As your law office grows and the cases grow in complexity, you’ll find that no matter how well thought-out your original design, it’s gets a bit clunky.  Once you’ve reached this point, you should turn to a Case Management or Practice Management software.  It takes all of the above concepts and fuses them together.  Instead of recording client information in multiple locations, you only record it once and that information is shared across multiple systems.  As a tasks are assigned and completed, forms and notifications will be sent automatically.  Rest assured, the work you’ve done to organize your law office will serve you well.  You cannot make full use of practice management software without a proper understanding of how information flows in your practice.

Putting it all together

Every law office does things a little differently and, often, the firm owner believes this is part of their competitive advantage.  When the firm is small, this is likely true.  The system is superior because its primary user is its creator.  As the law office grows, the systems and structures need to make sense to others who do not have as much insight into the entire process.  Information becomes much more contextually relevant and your systems for identifying, storing, and retrieving the right information quickly must adapt.
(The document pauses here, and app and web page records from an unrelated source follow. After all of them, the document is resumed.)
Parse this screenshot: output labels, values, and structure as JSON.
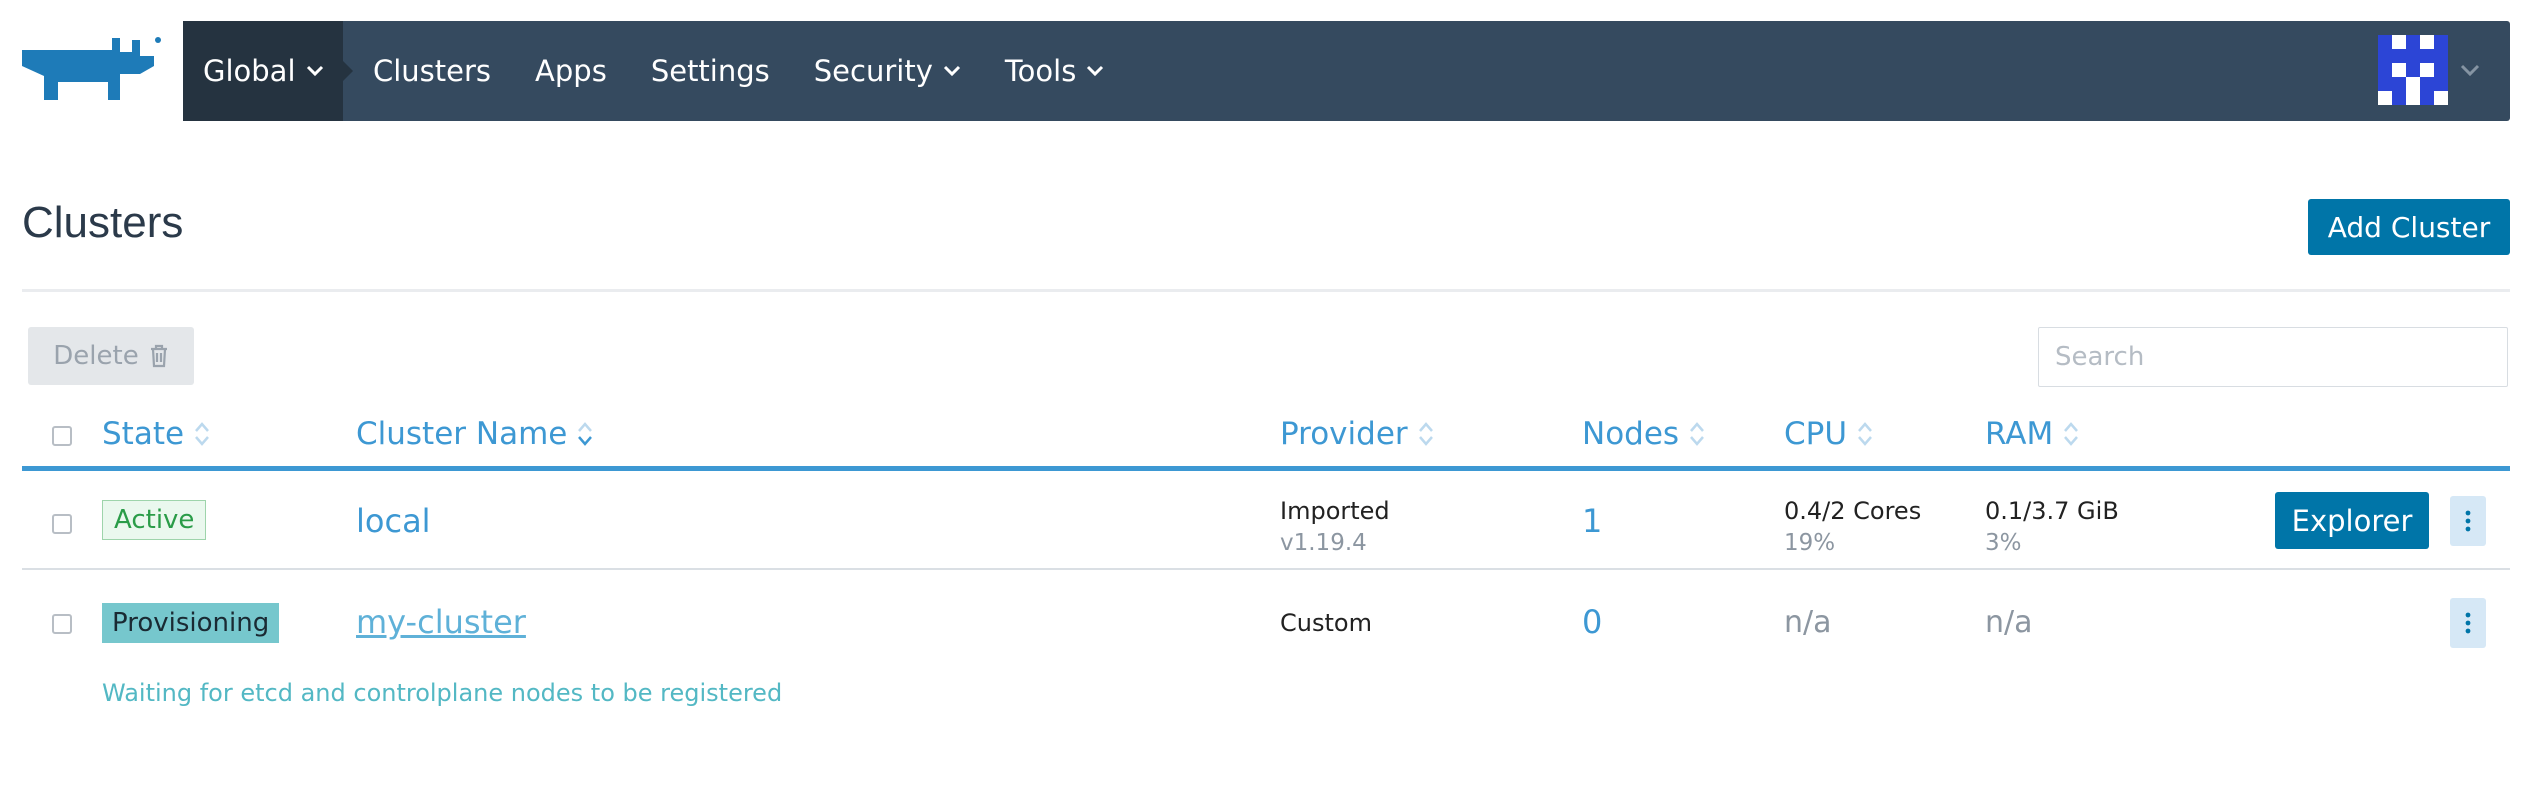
{
  "nav": {
    "items": [
      {
        "label": "Global",
        "dropdown": true
      },
      {
        "label": "Clusters",
        "dropdown": false
      },
      {
        "label": "Apps",
        "dropdown": false
      },
      {
        "label": "Settings",
        "dropdown": false
      },
      {
        "label": "Security",
        "dropdown": true
      },
      {
        "label": "Tools",
        "dropdown": true
      }
    ]
  },
  "page": {
    "title": "Clusters",
    "add_button": "Add Cluster"
  },
  "toolbar": {
    "delete_label": "Delete",
    "search_placeholder": "Search"
  },
  "table": {
    "columns": [
      "State",
      "Cluster Name",
      "Provider",
      "Nodes",
      "CPU",
      "RAM"
    ],
    "rows": [
      {
        "state": "Active",
        "name": "local",
        "provider": "Imported",
        "provider_version": "v1.19.4",
        "nodes": "1",
        "cpu": "0.4/2 Cores",
        "cpu_pct": "19%",
        "ram": "0.1/3.7 GiB",
        "ram_pct": "3%",
        "action": "Explorer"
      },
      {
        "state": "Provisioning",
        "name": "my-cluster",
        "provider": "Custom",
        "nodes": "0",
        "cpu": "n/a",
        "ram": "n/a",
        "message": "Waiting for etcd and controlplane nodes to be registered"
      }
    ]
  },
  "colors": {
    "navbar": "#354a5f",
    "nav_active": "#253340",
    "primary": "#0075a8",
    "link": "#3d98d3",
    "active_badge": "#2a9c48",
    "provisioning_badge": "#76c7cd"
  }
}
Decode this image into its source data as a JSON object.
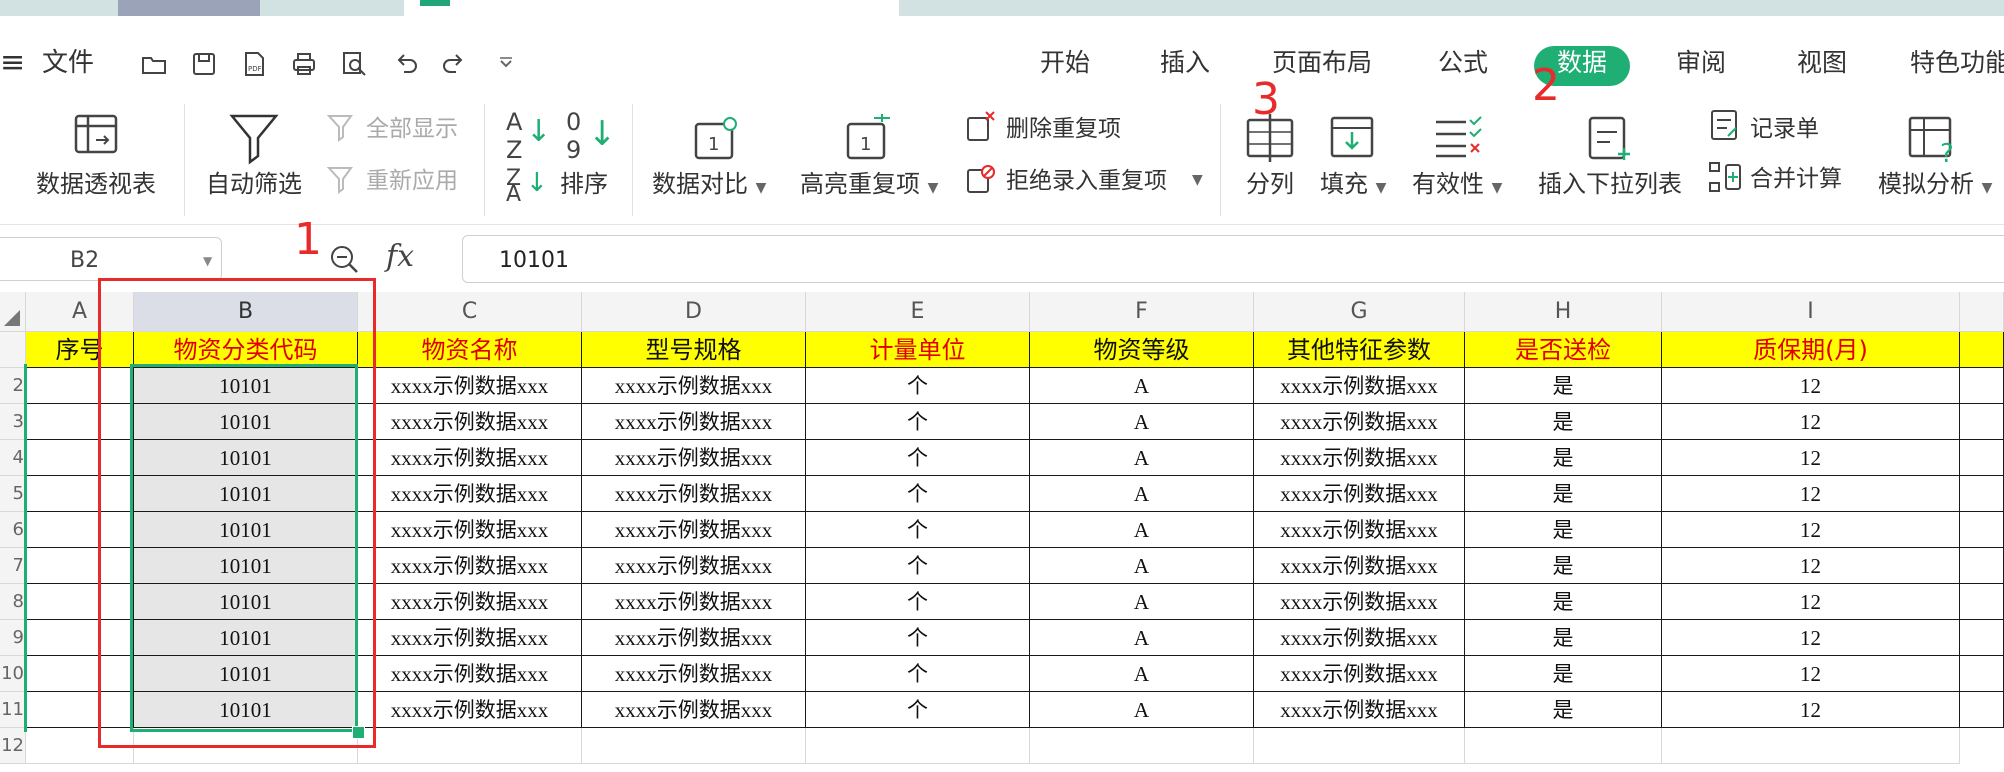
{
  "menu": {
    "hamburger": "≡",
    "file": "文件",
    "tabs": [
      "开始",
      "插入",
      "页面布局",
      "公式",
      "数据",
      "审阅",
      "视图",
      "特色功能"
    ],
    "active_tab": "数据"
  },
  "ribbon": {
    "pivot": "数据透视表",
    "autofilter": "自动筛选",
    "show_all": "全部显示",
    "reapply": "重新应用",
    "sort": "排序",
    "compare": "数据对比",
    "highlight_dup": "高亮重复项",
    "remove_dup": "删除重复项",
    "reject_dup": "拒绝录入重复项",
    "split": "分列",
    "fill": "填充",
    "validity": "有效性",
    "insert_dropdown": "插入下拉列表",
    "record_form": "记录单",
    "consolidate": "合并计算",
    "what_if": "模拟分析",
    "sort_az_top": "A",
    "sort_az_bottom": "Z",
    "sort_num_top": "0",
    "sort_num_bottom": "9",
    "compare_glyph": "1",
    "highlight_glyph": "1"
  },
  "formula_bar": {
    "name_box": "B2",
    "fx": "fx",
    "value": "10101"
  },
  "sheet": {
    "columns": [
      "A",
      "B",
      "C",
      "D",
      "E",
      "F",
      "G",
      "H",
      "I"
    ],
    "row_numbers": [
      "2",
      "3",
      "4",
      "5",
      "6",
      "7",
      "8",
      "9",
      "10",
      "11",
      "12"
    ],
    "headers": [
      "序号",
      "物资分类代码",
      "物资名称",
      "型号规格",
      "计量单位",
      "物资等级",
      "其他特征参数",
      "是否送检",
      "质保期(月)"
    ],
    "rows": [
      [
        "",
        "10101",
        "xxxx示例数据xxx",
        "xxxx示例数据xxx",
        "个",
        "A",
        "xxxx示例数据xxx",
        "是",
        "12"
      ],
      [
        "",
        "10101",
        "xxxx示例数据xxx",
        "xxxx示例数据xxx",
        "个",
        "A",
        "xxxx示例数据xxx",
        "是",
        "12"
      ],
      [
        "",
        "10101",
        "xxxx示例数据xxx",
        "xxxx示例数据xxx",
        "个",
        "A",
        "xxxx示例数据xxx",
        "是",
        "12"
      ],
      [
        "",
        "10101",
        "xxxx示例数据xxx",
        "xxxx示例数据xxx",
        "个",
        "A",
        "xxxx示例数据xxx",
        "是",
        "12"
      ],
      [
        "",
        "10101",
        "xxxx示例数据xxx",
        "xxxx示例数据xxx",
        "个",
        "A",
        "xxxx示例数据xxx",
        "是",
        "12"
      ],
      [
        "",
        "10101",
        "xxxx示例数据xxx",
        "xxxx示例数据xxx",
        "个",
        "A",
        "xxxx示例数据xxx",
        "是",
        "12"
      ],
      [
        "",
        "10101",
        "xxxx示例数据xxx",
        "xxxx示例数据xxx",
        "个",
        "A",
        "xxxx示例数据xxx",
        "是",
        "12"
      ],
      [
        "",
        "10101",
        "xxxx示例数据xxx",
        "xxxx示例数据xxx",
        "个",
        "A",
        "xxxx示例数据xxx",
        "是",
        "12"
      ],
      [
        "",
        "10101",
        "xxxx示例数据xxx",
        "xxxx示例数据xxx",
        "个",
        "A",
        "xxxx示例数据xxx",
        "是",
        "12"
      ],
      [
        "",
        "10101",
        "xxxx示例数据xxx",
        "xxxx示例数据xxx",
        "个",
        "A",
        "xxxx示例数据xxx",
        "是",
        "12"
      ]
    ],
    "red_header_columns": [
      "B",
      "C",
      "E",
      "H",
      "I"
    ]
  },
  "annotations": {
    "step1": "1",
    "step2": "2",
    "step3": "3"
  },
  "colors": {
    "accent": "#1fae73",
    "annotation": "#e82a2a",
    "header_fill": "#ffff00"
  }
}
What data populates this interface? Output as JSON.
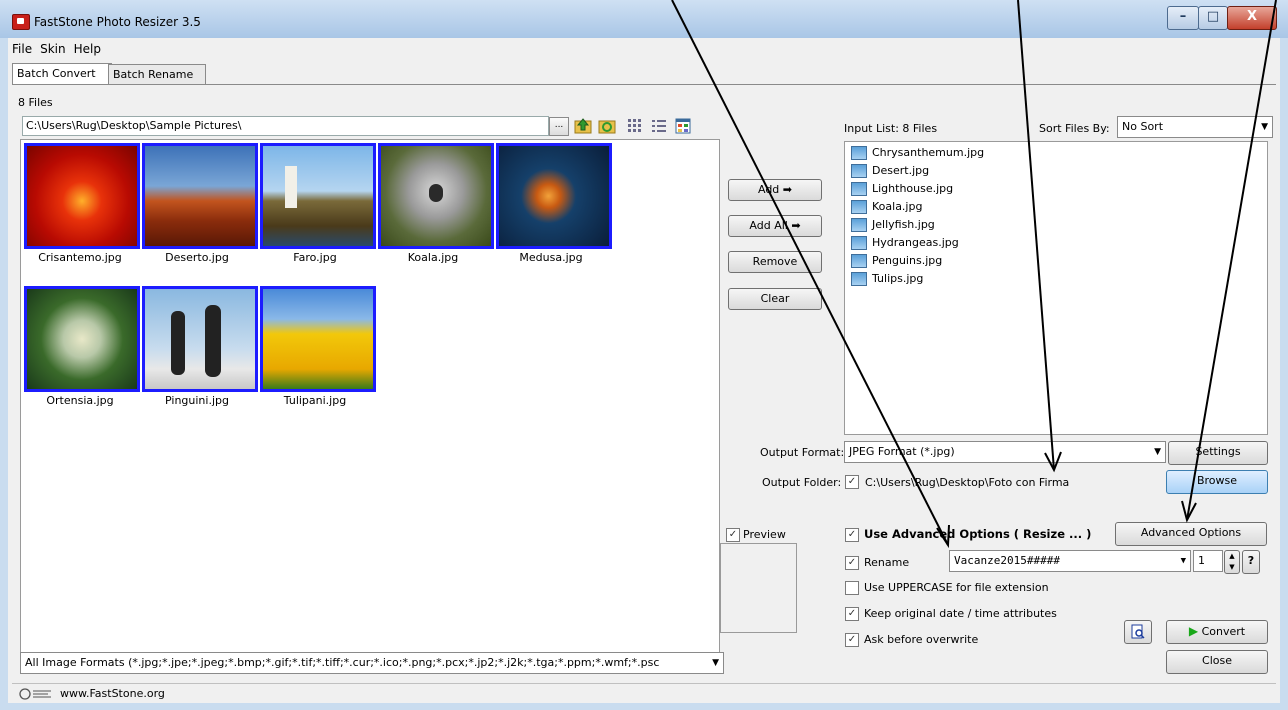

Sherwood Chamberlain has helped many law offices in Miami to organize their information so that it is contextually relevant.  The team member does not have to understand the entire design to know how to find and store information.  We reinforce good system design through constant training and policy review.  Once we’ve established a foundation, we introduce workflow automation so that work happens automagically, rain or shine.  If you have additional questions about how to organize the information in your law office to improve operational efficiency on the way to automation, contact us, phone: (888) 967-7768 x2, or leave us a message below.